Argentine Jews regret former president, who died last week, ‘never paid for his responsibility’ in deadly terror bombing of Jewish center

Argentine Jews slam late president Carlos Menem over impunity for deadly terror attacks.

By The Algemeiner

Argentina’s Jewish community has expressed regret over the fact that the country’s former president, Carlos Menem, died at the end of last week without having “paid for his responsibility” in the cover-up of the terrorist bombing of the AMIA Jewish center in Buenos Aires in 1994.

In a series of tweets following the death of Menem over the weekend at the age of 90, the DAIA — Argentina’s Jewish communal body — recalled that he had been president during two of the most deadly terrorist attacks in Argentina’s history: the AMIA bombing and the bombing of the Israeli Embassy in Buenos Aires two years earlier.

The embassy attack on March 17, 1992, claimed the lives of 29 people, with nearly 250 wounded. The AMIA atrocity of July 18, 1994, took the lives of 85 people, with another 300 wounded.

Both attacks were suicide bombings orchestrated by Iranian and Hezbollah operatives who escaped arrest and prosecution.

In Feb. 2020, Menem was cleared by an Argentine court of having derailed the investigation into the AMIA bombing.

According to the DAIA’s tweets, “the lack of attention, negligence and, above all, complicity with those suspected of having committed these crimes explain why today, both massacres remain unpunished.”

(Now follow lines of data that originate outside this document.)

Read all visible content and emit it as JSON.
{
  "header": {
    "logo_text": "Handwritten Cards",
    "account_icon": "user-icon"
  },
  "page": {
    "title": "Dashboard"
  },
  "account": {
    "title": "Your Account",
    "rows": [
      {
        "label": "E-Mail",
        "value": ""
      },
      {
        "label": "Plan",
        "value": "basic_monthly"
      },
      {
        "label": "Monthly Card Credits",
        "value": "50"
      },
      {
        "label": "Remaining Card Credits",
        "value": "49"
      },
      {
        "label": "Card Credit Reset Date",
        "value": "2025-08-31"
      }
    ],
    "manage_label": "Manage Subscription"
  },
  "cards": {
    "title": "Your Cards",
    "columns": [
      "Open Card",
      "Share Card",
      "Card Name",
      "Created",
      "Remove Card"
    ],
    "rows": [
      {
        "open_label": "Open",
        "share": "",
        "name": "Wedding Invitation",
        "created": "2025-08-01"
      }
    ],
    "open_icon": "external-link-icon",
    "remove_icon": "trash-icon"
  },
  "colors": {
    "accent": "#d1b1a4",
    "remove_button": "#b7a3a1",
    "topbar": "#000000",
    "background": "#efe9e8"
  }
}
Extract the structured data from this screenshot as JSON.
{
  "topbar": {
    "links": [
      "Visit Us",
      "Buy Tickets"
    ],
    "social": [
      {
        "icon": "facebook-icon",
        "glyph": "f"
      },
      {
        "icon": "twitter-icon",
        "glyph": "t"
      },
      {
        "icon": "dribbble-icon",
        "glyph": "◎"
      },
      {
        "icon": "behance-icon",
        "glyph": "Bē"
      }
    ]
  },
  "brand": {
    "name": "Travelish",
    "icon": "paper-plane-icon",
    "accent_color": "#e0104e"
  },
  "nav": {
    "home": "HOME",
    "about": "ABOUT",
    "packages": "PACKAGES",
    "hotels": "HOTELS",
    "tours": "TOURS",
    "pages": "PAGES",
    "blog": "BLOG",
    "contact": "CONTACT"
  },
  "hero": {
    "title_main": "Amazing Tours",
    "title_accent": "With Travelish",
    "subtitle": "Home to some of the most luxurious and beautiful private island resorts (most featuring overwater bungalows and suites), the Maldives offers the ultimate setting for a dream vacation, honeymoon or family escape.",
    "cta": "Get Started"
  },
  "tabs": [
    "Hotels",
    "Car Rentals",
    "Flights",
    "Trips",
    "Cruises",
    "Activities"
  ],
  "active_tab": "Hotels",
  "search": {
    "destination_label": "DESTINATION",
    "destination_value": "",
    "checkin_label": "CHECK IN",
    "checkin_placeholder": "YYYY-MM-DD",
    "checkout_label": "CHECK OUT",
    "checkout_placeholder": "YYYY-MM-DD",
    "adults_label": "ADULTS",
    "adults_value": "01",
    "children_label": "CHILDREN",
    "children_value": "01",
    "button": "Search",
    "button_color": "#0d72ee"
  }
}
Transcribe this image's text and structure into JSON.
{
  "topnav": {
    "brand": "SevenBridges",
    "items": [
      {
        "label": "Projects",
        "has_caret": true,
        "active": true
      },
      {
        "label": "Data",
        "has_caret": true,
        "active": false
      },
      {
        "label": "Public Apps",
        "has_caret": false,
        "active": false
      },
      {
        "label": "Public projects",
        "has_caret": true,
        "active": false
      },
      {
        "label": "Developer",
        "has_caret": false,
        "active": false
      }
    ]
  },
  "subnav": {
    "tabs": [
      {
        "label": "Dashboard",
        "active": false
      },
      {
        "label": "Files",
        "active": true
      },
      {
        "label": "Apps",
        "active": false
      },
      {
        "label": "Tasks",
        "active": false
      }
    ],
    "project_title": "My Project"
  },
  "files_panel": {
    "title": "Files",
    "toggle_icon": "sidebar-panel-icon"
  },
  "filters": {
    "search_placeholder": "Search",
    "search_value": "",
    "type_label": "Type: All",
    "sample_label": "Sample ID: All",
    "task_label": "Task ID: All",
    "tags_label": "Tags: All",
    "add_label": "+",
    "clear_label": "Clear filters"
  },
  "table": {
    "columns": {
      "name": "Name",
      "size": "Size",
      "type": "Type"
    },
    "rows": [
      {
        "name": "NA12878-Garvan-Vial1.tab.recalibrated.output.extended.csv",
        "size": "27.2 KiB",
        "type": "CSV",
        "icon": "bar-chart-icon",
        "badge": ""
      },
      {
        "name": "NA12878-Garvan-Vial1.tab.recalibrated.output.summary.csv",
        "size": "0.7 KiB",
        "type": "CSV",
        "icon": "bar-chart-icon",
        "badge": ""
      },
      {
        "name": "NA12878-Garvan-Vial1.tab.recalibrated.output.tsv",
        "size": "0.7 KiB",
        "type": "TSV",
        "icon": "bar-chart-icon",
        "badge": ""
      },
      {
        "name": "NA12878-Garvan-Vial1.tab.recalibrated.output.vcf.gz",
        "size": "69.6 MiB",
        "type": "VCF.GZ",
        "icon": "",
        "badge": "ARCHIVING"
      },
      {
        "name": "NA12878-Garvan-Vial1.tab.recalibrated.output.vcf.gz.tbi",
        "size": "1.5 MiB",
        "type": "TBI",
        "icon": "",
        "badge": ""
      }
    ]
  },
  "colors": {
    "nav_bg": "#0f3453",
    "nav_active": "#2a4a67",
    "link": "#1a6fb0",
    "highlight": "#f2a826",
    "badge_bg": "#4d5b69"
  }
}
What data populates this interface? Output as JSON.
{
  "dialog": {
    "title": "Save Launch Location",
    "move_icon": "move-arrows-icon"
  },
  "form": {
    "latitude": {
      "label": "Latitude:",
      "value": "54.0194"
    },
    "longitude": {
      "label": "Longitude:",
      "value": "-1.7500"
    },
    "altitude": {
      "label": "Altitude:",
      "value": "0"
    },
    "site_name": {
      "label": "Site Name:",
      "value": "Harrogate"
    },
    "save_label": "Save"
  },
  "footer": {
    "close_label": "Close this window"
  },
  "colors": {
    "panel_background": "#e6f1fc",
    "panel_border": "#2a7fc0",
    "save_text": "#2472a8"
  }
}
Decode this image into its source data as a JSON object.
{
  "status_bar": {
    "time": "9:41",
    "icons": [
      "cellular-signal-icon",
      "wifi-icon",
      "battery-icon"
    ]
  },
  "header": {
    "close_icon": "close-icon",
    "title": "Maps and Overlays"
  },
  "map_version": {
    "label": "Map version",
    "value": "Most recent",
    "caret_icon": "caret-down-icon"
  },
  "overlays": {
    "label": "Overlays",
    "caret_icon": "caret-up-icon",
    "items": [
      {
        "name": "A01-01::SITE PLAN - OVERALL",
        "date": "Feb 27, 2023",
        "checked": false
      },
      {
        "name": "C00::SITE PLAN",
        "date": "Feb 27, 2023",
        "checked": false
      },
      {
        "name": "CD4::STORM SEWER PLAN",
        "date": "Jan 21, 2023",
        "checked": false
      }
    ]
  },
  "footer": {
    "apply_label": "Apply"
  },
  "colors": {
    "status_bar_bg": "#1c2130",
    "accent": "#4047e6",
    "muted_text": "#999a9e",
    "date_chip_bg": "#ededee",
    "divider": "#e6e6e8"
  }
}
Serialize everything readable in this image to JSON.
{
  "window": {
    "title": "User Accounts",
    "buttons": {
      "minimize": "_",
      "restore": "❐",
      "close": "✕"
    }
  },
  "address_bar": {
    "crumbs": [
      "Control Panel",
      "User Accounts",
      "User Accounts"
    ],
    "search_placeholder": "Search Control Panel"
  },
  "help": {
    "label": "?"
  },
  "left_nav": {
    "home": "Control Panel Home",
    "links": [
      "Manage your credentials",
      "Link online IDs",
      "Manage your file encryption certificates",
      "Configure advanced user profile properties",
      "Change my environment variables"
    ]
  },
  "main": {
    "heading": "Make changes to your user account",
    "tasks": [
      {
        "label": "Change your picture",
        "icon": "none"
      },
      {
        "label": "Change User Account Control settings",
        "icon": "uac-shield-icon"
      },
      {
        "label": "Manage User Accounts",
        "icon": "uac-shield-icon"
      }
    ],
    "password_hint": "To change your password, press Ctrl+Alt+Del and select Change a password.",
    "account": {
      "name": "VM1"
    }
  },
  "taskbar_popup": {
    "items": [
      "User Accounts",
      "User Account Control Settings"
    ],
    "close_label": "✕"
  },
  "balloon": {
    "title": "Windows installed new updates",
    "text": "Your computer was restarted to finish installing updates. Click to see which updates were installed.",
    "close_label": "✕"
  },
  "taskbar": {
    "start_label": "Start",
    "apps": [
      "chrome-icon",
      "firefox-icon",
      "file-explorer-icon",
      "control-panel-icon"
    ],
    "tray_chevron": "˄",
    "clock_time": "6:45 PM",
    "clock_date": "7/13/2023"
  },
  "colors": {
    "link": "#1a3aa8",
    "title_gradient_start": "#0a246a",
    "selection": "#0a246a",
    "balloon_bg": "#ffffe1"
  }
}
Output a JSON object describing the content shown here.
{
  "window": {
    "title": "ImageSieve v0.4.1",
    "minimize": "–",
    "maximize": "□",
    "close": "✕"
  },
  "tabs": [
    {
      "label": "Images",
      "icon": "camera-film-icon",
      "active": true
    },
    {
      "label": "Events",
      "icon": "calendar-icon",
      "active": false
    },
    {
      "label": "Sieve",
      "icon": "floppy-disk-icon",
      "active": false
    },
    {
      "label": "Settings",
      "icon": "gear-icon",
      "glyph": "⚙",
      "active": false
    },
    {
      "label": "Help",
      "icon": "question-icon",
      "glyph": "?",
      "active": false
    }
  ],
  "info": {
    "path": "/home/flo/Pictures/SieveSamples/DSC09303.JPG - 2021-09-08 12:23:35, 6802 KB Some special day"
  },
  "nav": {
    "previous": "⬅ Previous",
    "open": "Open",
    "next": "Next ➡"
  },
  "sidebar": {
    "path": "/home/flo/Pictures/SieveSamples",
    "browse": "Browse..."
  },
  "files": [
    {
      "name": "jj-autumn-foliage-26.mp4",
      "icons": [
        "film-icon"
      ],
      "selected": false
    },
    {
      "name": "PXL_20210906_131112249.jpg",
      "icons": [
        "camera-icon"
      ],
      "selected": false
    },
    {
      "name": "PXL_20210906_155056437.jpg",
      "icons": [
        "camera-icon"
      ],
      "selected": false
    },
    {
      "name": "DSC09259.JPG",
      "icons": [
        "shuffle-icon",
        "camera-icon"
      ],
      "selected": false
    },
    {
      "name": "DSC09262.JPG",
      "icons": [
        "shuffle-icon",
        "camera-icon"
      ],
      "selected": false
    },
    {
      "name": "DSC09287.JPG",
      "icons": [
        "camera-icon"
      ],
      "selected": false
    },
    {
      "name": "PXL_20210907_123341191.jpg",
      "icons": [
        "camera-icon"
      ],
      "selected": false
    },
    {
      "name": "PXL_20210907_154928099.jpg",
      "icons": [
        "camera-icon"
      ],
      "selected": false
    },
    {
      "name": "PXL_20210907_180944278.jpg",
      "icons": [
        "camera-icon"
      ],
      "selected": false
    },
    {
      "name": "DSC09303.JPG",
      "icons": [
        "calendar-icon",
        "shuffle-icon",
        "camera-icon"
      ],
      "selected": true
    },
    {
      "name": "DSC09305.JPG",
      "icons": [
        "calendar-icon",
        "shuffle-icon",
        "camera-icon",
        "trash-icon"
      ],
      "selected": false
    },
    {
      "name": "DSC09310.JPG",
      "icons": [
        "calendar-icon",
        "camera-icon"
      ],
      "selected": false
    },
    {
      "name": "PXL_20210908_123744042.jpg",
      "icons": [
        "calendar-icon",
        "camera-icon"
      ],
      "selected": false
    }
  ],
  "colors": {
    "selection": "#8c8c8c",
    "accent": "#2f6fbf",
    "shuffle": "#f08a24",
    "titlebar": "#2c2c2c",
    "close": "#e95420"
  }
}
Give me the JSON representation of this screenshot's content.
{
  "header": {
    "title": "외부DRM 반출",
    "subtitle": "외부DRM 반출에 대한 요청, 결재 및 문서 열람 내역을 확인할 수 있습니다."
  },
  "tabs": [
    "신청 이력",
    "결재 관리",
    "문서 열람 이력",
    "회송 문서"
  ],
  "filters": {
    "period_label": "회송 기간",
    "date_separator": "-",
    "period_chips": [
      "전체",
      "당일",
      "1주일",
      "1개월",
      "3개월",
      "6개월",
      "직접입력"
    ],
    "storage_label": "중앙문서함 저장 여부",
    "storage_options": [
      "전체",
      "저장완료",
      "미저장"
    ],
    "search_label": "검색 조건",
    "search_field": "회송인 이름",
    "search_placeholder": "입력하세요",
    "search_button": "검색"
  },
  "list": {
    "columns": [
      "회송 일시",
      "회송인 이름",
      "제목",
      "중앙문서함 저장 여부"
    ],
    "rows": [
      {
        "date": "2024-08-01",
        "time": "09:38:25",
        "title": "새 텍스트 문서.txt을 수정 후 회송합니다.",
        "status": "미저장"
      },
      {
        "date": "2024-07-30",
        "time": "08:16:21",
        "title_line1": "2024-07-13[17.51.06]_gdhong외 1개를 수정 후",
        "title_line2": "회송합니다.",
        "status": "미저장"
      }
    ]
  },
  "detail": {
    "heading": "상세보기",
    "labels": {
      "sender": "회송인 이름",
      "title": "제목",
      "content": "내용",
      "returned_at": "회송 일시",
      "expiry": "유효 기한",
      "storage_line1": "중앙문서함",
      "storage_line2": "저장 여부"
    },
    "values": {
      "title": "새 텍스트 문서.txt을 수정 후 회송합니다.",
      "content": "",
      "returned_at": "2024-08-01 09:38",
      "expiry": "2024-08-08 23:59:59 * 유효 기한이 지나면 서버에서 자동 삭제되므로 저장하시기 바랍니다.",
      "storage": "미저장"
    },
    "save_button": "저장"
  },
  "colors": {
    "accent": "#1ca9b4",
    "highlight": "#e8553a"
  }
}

The organization said that Menem had died a free man “despite his government’s use of Argentine state institutions to perpetuate impunity and cover up the responsibility of those who committed and were complicit in the attacks.”

It noted that Menem had been “protected until his last day by his senatorial privileges that prevented him from being imprisoned.”

Concluded DAIA: “He never paid for his responsibility in the AMIA bombing cover-up.”